### App and web page records
======
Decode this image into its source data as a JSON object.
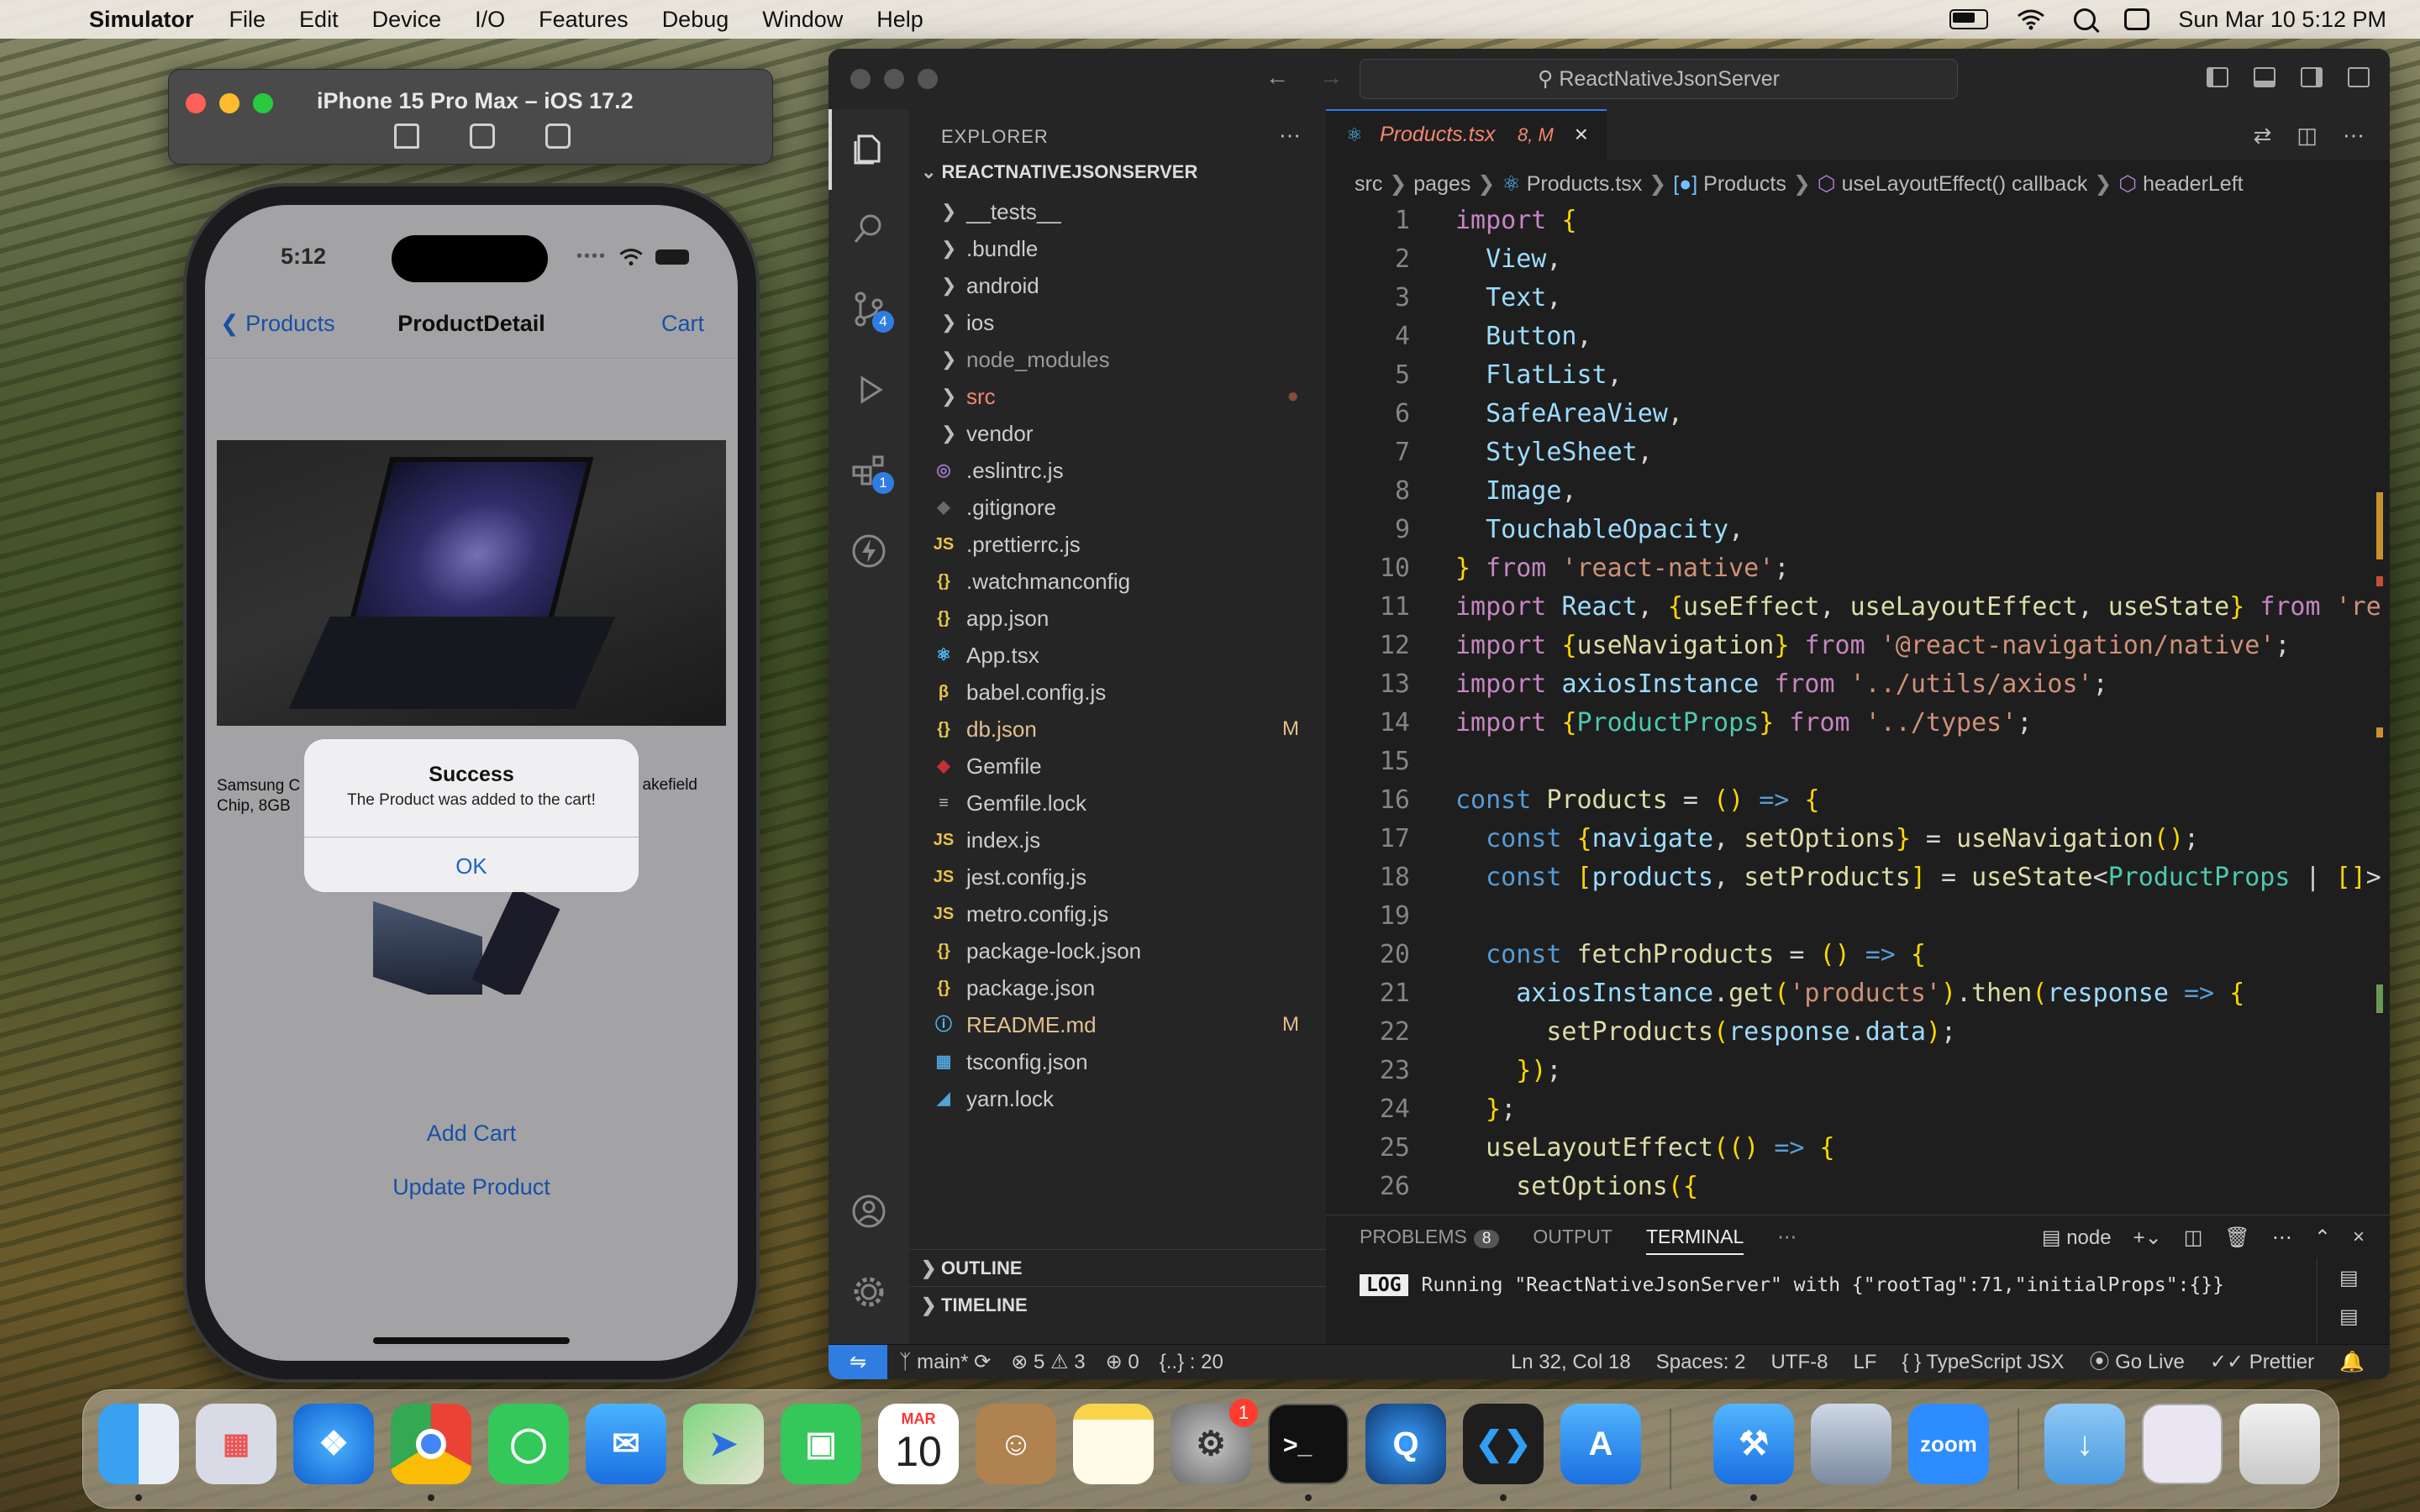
{
  "menubar": {
    "app_name": "Simulator",
    "items": [
      "File",
      "Edit",
      "Device",
      "I/O",
      "Features",
      "Debug",
      "Window",
      "Help"
    ],
    "clock": "Sun Mar 10  5:12 PM"
  },
  "simulator": {
    "window_title": "iPhone 15 Pro Max – iOS 17.2",
    "phone": {
      "time": "5:12",
      "nav_back": "Products",
      "nav_title": "ProductDetail",
      "nav_right": "Cart",
      "product_text_left": "Samsung C",
      "product_text_left2": "Chip, 8GB",
      "product_text_right": "akefield",
      "add_cart": "Add Cart",
      "update_product": "Update Product",
      "alert": {
        "title": "Success",
        "message": "The Product was added to the cart!",
        "ok": "OK"
      }
    }
  },
  "vscode": {
    "search": "ReactNativeJsonServer",
    "explorer": {
      "header": "EXPLORER",
      "root": "REACTNATIVEJSONSERVER",
      "items": [
        {
          "label": "__tests__",
          "type": "folder"
        },
        {
          "label": ".bundle",
          "type": "folder"
        },
        {
          "label": "android",
          "type": "folder"
        },
        {
          "label": "ios",
          "type": "folder"
        },
        {
          "label": "node_modules",
          "type": "folder"
        },
        {
          "label": "src",
          "type": "folder"
        },
        {
          "label": "vendor",
          "type": "folder"
        },
        {
          "label": ".eslintrc.js",
          "type": "file",
          "icon": "◎"
        },
        {
          "label": ".gitignore",
          "type": "file",
          "icon": "◆"
        },
        {
          "label": ".prettierrc.js",
          "type": "file",
          "icon": "JS"
        },
        {
          "label": ".watchmanconfig",
          "type": "file",
          "icon": "{}"
        },
        {
          "label": "app.json",
          "type": "file",
          "icon": "{}"
        },
        {
          "label": "App.tsx",
          "type": "file",
          "icon": "⚛"
        },
        {
          "label": "babel.config.js",
          "type": "file",
          "icon": "β"
        },
        {
          "label": "db.json",
          "type": "file",
          "icon": "{}",
          "mark": "M"
        },
        {
          "label": "Gemfile",
          "type": "file",
          "icon": "◆"
        },
        {
          "label": "Gemfile.lock",
          "type": "file",
          "icon": "≡"
        },
        {
          "label": "index.js",
          "type": "file",
          "icon": "JS"
        },
        {
          "label": "jest.config.js",
          "type": "file",
          "icon": "JS"
        },
        {
          "label": "metro.config.js",
          "type": "file",
          "icon": "JS"
        },
        {
          "label": "package-lock.json",
          "type": "file",
          "icon": "{}"
        },
        {
          "label": "package.json",
          "type": "file",
          "icon": "{}"
        },
        {
          "label": "README.md",
          "type": "file",
          "icon": "ⓘ",
          "mark": "M"
        },
        {
          "label": "tsconfig.json",
          "type": "file",
          "icon": "▦"
        },
        {
          "label": "yarn.lock",
          "type": "file",
          "icon": "◢"
        }
      ],
      "outline": "OUTLINE",
      "timeline": "TIMELINE"
    },
    "tab": {
      "label": "Products.tsx",
      "status": "8, M"
    },
    "breadcrumb": [
      "src",
      "pages",
      "Products.tsx",
      "Products",
      "useLayoutEffect() callback",
      "headerLeft"
    ],
    "code_lines": [
      "import {",
      "  View,",
      "  Text,",
      "  Button,",
      "  FlatList,",
      "  SafeAreaView,",
      "  StyleSheet,",
      "  Image,",
      "  TouchableOpacity,",
      "} from 'react-native';",
      "import React, {useEffect, useLayoutEffect, useState} from 're",
      "import {useNavigation} from '@react-navigation/native';",
      "import axiosInstance from '../utils/axios';",
      "import {ProductProps} from '../types';",
      "",
      "const Products = () => {",
      "  const {navigate, setOptions} = useNavigation();",
      "  const [products, setProducts] = useState<ProductProps | []>",
      "",
      "  const fetchProducts = () => {",
      "    axiosInstance.get('products').then(response => {",
      "      setProducts(response.data);",
      "    });",
      "  };",
      "  useLayoutEffect(() => {",
      "    setOptions({"
    ],
    "panel": {
      "tabs": [
        "PROBLEMS",
        "OUTPUT",
        "TERMINAL"
      ],
      "problems_count": "8",
      "terminal_name": "node",
      "log_tag": "LOG",
      "log_text": "Running \"ReactNativeJsonServer\" with {\"rootTag\":71,\"initialProps\":{}}"
    },
    "statusbar": {
      "branch": "main*",
      "errors": "5",
      "warnings": "3",
      "ports": "0",
      "json": "{..} : 20",
      "position": "Ln 32, Col 18",
      "spaces": "Spaces: 2",
      "encoding": "UTF-8",
      "eol": "LF",
      "language": "TypeScript JSX",
      "golive": "Go Live",
      "prettier": "Prettier"
    },
    "badges": {
      "scm": "4",
      "extensions": "1"
    }
  },
  "dock": {
    "calendar_month": "MAR",
    "calendar_day": "10",
    "settings_badge": "1",
    "zoom_label": "zoom"
  }
}
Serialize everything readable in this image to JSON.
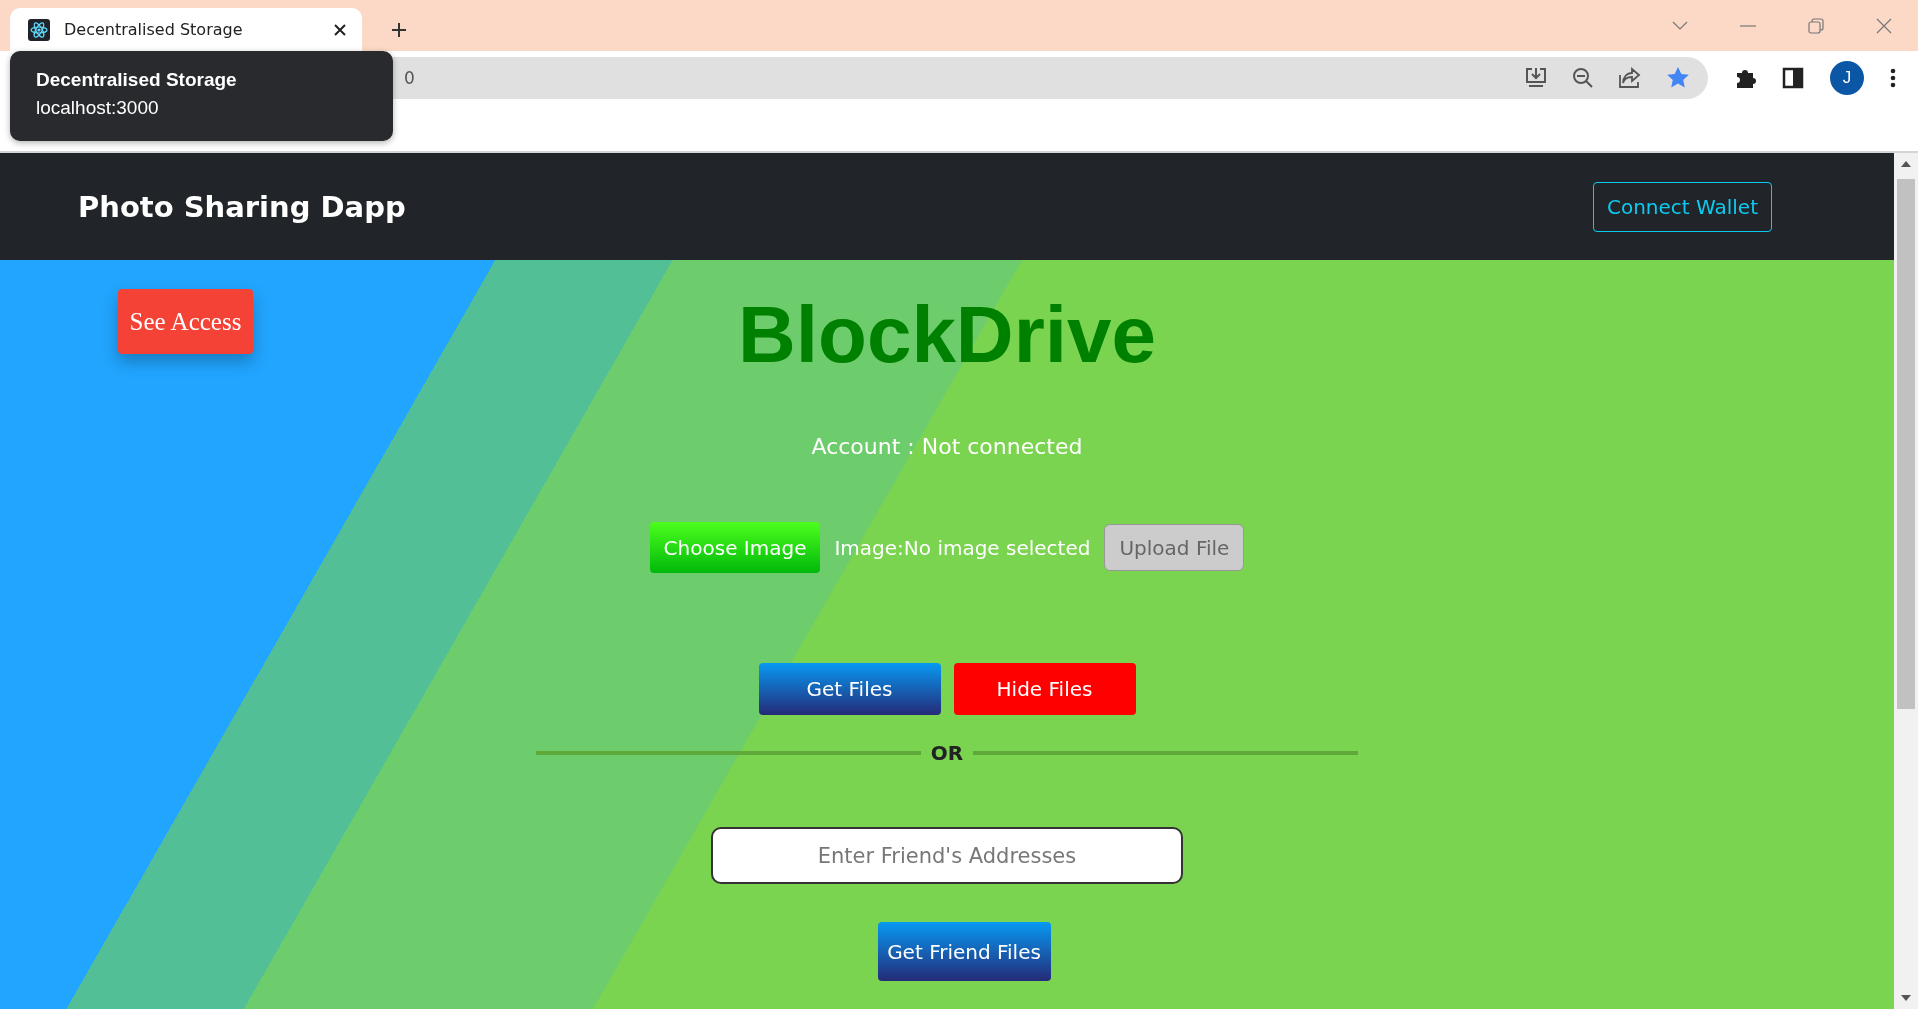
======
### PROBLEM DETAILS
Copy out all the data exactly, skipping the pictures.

### RESULT FOR THIS EXERCISE
Decode this image into its source data as a JSON object.
{
  "menubar": {
    "app_name": "Simulator",
    "items": [
      "File",
      "Edit",
      "Device",
      "I/O",
      "Features",
      "Debug",
      "Window",
      "Help"
    ],
    "clock": "Sun Mar 10  5:12 PM"
  },
  "simulator": {
    "window_title": "iPhone 15 Pro Max – iOS 17.2",
    "phone": {
      "time": "5:12",
      "nav_back": "Products",
      "nav_title": "ProductDetail",
      "nav_right": "Cart",
      "product_text_left": "Samsung C",
      "product_text_left2": "Chip, 8GB",
      "product_text_right": "akefield",
      "add_cart": "Add Cart",
      "update_product": "Update Product",
      "alert": {
        "title": "Success",
        "message": "The Product was added to the cart!",
        "ok": "OK"
      }
    }
  },
  "vscode": {
    "search": "ReactNativeJsonServer",
    "explorer": {
      "header": "EXPLORER",
      "root": "REACTNATIVEJSONSERVER",
      "items": [
        {
          "label": "__tests__",
          "type": "folder"
        },
        {
          "label": ".bundle",
          "type": "folder"
        },
        {
          "label": "android",
          "type": "folder"
        },
        {
          "label": "ios",
          "type": "folder"
        },
        {
          "label": "node_modules",
          "type": "folder"
        },
        {
          "label": "src",
          "type": "folder"
        },
        {
          "label": "vendor",
          "type": "folder"
        },
        {
          "label": ".eslintrc.js",
          "type": "file",
          "icon": "◎"
        },
        {
          "label": ".gitignore",
          "type": "file",
          "icon": "◆"
        },
        {
          "label": ".prettierrc.js",
          "type": "file",
          "icon": "JS"
        },
        {
          "label": ".watchmanconfig",
          "type": "file",
          "icon": "{}"
        },
        {
          "label": "app.json",
          "type": "file",
          "icon": "{}"
        },
        {
          "label": "App.tsx",
          "type": "file",
          "icon": "⚛"
        },
        {
          "label": "babel.config.js",
          "type": "file",
          "icon": "β"
        },
        {
          "label": "db.json",
          "type": "file",
          "icon": "{}",
          "mark": "M"
        },
        {
          "label": "Gemfile",
          "type": "file",
          "icon": "◆"
        },
        {
          "label": "Gemfile.lock",
          "type": "file",
          "icon": "≡"
        },
        {
          "label": "index.js",
          "type": "file",
          "icon": "JS"
        },
        {
          "label": "jest.config.js",
          "type": "file",
          "icon": "JS"
        },
        {
          "label": "metro.config.js",
          "type": "file",
          "icon": "JS"
        },
        {
          "label": "package-lock.json",
          "type": "file",
          "icon": "{}"
        },
        {
          "label": "package.json",
          "type": "file",
          "icon": "{}"
        },
        {
          "label": "README.md",
          "type": "file",
          "icon": "ⓘ",
          "mark": "M"
        },
        {
          "label": "tsconfig.json",
          "type": "file",
          "icon": "▦"
        },
        {
          "label": "yarn.lock",
          "type": "file",
          "icon": "◢"
        }
      ],
      "outline": "OUTLINE",
      "timeline": "TIMELINE"
    },
    "tab": {
      "label": "Products.tsx",
      "status": "8, M"
    },
    "breadcrumb": [
      "src",
      "pages",
      "Products.tsx",
      "Products",
      "useLayoutEffect() callback",
      "headerLeft"
    ],
    "code_lines": [
      "import {",
      "  View,",
      "  Text,",
      "  Button,",
      "  FlatList,",
      "  SafeAreaView,",
      "  StyleSheet,",
      "  Image,",
      "  TouchableOpacity,",
      "} from 'react-native';",
      "import React, {useEffect, useLayoutEffect, useState} from 're",
      "import {useNavigation} from '@react-navigation/native';",
      "import axiosInstance from '../utils/axios';",
      "import {ProductProps} from '../types';",
      "",
      "const Products = () => {",
      "  const {navigate, setOptions} = useNavigation();",
      "  const [products, setProducts] = useState<ProductProps | []>",
      "",
      "  const fetchProducts = () => {",
      "    axiosInstance.get('products').then(response => {",
      "      setProducts(response.data);",
      "    });",
      "  };",
      "  useLayoutEffect(() => {",
      "    setOptions({"
    ],
    "panel": {
      "tabs": [
        "PROBLEMS",
        "OUTPUT",
        "TERMINAL"
      ],
      "problems_count": "8",
      "terminal_name": "node",
      "log_tag": "LOG",
      "log_text": "Running \"ReactNativeJsonServer\" with {\"rootTag\":71,\"initialProps\":{}}"
    },
    "statusbar": {
      "branch": "main*",
      "errors": "5",
      "warnings": "3",
      "ports": "0",
      "json": "{..} : 20",
      "position": "Ln 32, Col 18",
      "spaces": "Spaces: 2",
      "encoding": "UTF-8",
      "eol": "LF",
      "language": "TypeScript JSX",
      "golive": "Go Live",
      "prettier": "Prettier"
    },
    "badges": {
      "scm": "4",
      "extensions": "1"
    }
  },
  "dock": {
    "calendar_month": "MAR",
    "calendar_day": "10",
    "settings_badge": "1",
    "zoom_label": "zoom"
  }
}
Serialize everything readable in this image to JSON.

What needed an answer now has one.